Items from a dataset
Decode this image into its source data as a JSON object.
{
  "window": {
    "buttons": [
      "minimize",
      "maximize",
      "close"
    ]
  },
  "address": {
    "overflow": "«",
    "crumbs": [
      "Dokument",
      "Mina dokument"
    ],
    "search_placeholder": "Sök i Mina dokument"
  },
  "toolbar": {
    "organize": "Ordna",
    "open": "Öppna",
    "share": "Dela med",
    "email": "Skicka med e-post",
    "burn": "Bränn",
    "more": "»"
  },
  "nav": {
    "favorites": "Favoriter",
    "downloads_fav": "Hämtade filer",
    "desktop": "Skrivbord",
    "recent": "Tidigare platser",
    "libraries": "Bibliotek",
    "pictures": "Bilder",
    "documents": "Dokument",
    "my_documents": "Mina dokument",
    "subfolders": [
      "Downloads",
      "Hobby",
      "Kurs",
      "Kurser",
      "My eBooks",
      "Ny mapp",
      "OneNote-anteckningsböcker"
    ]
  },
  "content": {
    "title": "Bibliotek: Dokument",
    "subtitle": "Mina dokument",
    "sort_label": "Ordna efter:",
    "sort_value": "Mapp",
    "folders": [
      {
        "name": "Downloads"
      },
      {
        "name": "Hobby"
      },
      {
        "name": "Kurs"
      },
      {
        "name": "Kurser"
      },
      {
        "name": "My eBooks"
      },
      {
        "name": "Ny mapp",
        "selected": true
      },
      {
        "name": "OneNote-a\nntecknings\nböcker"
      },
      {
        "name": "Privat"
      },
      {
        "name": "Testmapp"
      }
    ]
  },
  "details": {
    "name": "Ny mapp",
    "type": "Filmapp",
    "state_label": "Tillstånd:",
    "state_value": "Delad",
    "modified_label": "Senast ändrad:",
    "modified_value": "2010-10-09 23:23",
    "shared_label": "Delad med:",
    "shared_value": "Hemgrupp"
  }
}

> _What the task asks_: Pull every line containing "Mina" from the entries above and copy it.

> _Answer to this task_:
      "Mina dokument"
    "search_placeholder": "Sök i Mina dokument"
    "my_documents": "Mina dokument",
    "subtitle": "Mina dokument",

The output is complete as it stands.